Nine states have some form of Election Day registration and Merrill said it has improved turnout an average of 8 to 10 percent in those states.
And while some of the reforms Merrill proposed Monday could have broad bipartisan appeal, Election Day registration may be one of the more controversial issues the legislature ends up tackling this year.
Election Day registration was debated and passed by the House in 2009, but the Senate failed to take it up and even if they had former Gov. M. Jodi Rell was on the fence about whether to sign it if it reached her desk. Rell’s predecessor Gov. John G. Rowland vetoed a similar bill in 2003.
Debate in the House spanned six hours in 2009 and ended with a mostly a party line vote with a few exceptions.
In 2009, Rep. John Hetherington, R-New Canaan, said that he understands legislature’s desire to make voting easier for voters, but on the other hand it needs to protect the integrity of the system.
“You have to strike a balance,” he said. “This bill goes in the direction of not having enough safeguards.”
Jerry Labriola Jr., chairman of the Republican Party, said while he commends the efforts to increase voter registration “same day voter registration is simply not the answer.”
“This is clearly an effort by the administration to keep themselves in power by making the voter rolls vulnerable and reducing ballot security,” Labriola said in a statement Monday. “There is no possible way that the registrars can send a confirmatory letter to verify a potential voter is a valid one on the same day they register.”
He also expressed concern the secretary of the state’s computer system doesn’t have the “proper security measures in place” to handle online voter registration.
But the state’s computerized voter registration system means registrars of voters “no longer need a week to prepare for Election Day,” Merrill said Monday. “And let me say we have strong election security in Connecticut. We have a statewide voter registry, multiple layers of identifying information, and a strong human network of registrars in every town and city in the state who cross-check the information.”
She argued the instances of fraud are rare and technology has improved to offer more security and make way for things such as online voter registration.
“We must of course preserve the integrity and security of our elections, but never at the expense of disenfranchising a voter,” Merrill said.
She said she doesn’t think Election Day registration will be a partisan issue and if it is it’s because “we’re more deeply divided now than we were then.”
Malloy, on the other hand, admitted that Republicans may not like Election Day registration, but he thinks no excuse absentee ballots won’t be a partisan issue.
In Connecticut every one out of three eligible voters is not even registered to vote, Merrill said. And voter turnout has been “anemic” in the state with barely 30 percent voting in last year’s municipal election and just 57 percent voting in 2010 statewide election.
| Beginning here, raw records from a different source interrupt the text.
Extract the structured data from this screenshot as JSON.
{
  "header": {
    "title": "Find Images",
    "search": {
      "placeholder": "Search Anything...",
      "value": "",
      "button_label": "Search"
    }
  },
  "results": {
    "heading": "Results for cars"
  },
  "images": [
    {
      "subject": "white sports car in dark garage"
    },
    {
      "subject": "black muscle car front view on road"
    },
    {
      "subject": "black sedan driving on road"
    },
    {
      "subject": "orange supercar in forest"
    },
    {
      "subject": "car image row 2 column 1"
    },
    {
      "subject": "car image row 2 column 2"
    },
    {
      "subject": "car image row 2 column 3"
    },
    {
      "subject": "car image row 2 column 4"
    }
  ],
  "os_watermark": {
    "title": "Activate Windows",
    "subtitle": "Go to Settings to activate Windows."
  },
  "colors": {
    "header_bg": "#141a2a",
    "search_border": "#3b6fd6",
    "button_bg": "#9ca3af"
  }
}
That’s why she’s proposing no excuse absentee voting, a measure that requires a constitutional amendment.
“The idea that everybody must go to their polling place and cast a ballot is a wonderful expression of voter participation, but for many of our voters it simply does not work in the modern world,” Merrill said.
She said the constitutional amendment could be on the statewide ballot this year if both chambers of the legislature pass it with a three-fourths majority. If it passes with a simple majority it will need to be raised again by a new legislature and passed again by both chambers before it appears on the ballot in 2014.
She said after the freak October snow storm many residents relocated to shelters and were unable to apply for absentee ballots because they remained in the jurisdiction on Election Day.
She said it was “heartbreaking” for her when she had to tell local registrars they couldn’t offer absentee ballots to those people because it is not allowed under the current constitution.
“We need to take absentee ballots out of the constitution, and allow the system to be modernized and reflect how people live,” Malloy added in backing the measure.
He said the last time that issue was debated was back in the 1960s.
“It’s high-time to adjust our constitution to reflect the technologies available to safely allow more people to vote,” Malloy said.
He said back when the state proposed allowing people to register when they renewed their drivers license it was controversial, but today it’s a widely accepted practice.
Merrill is also looking at proposing an online voter registration system. It’s the first time such legislation would be proposed and it would allow voters to register themselves by going online to the state’s website.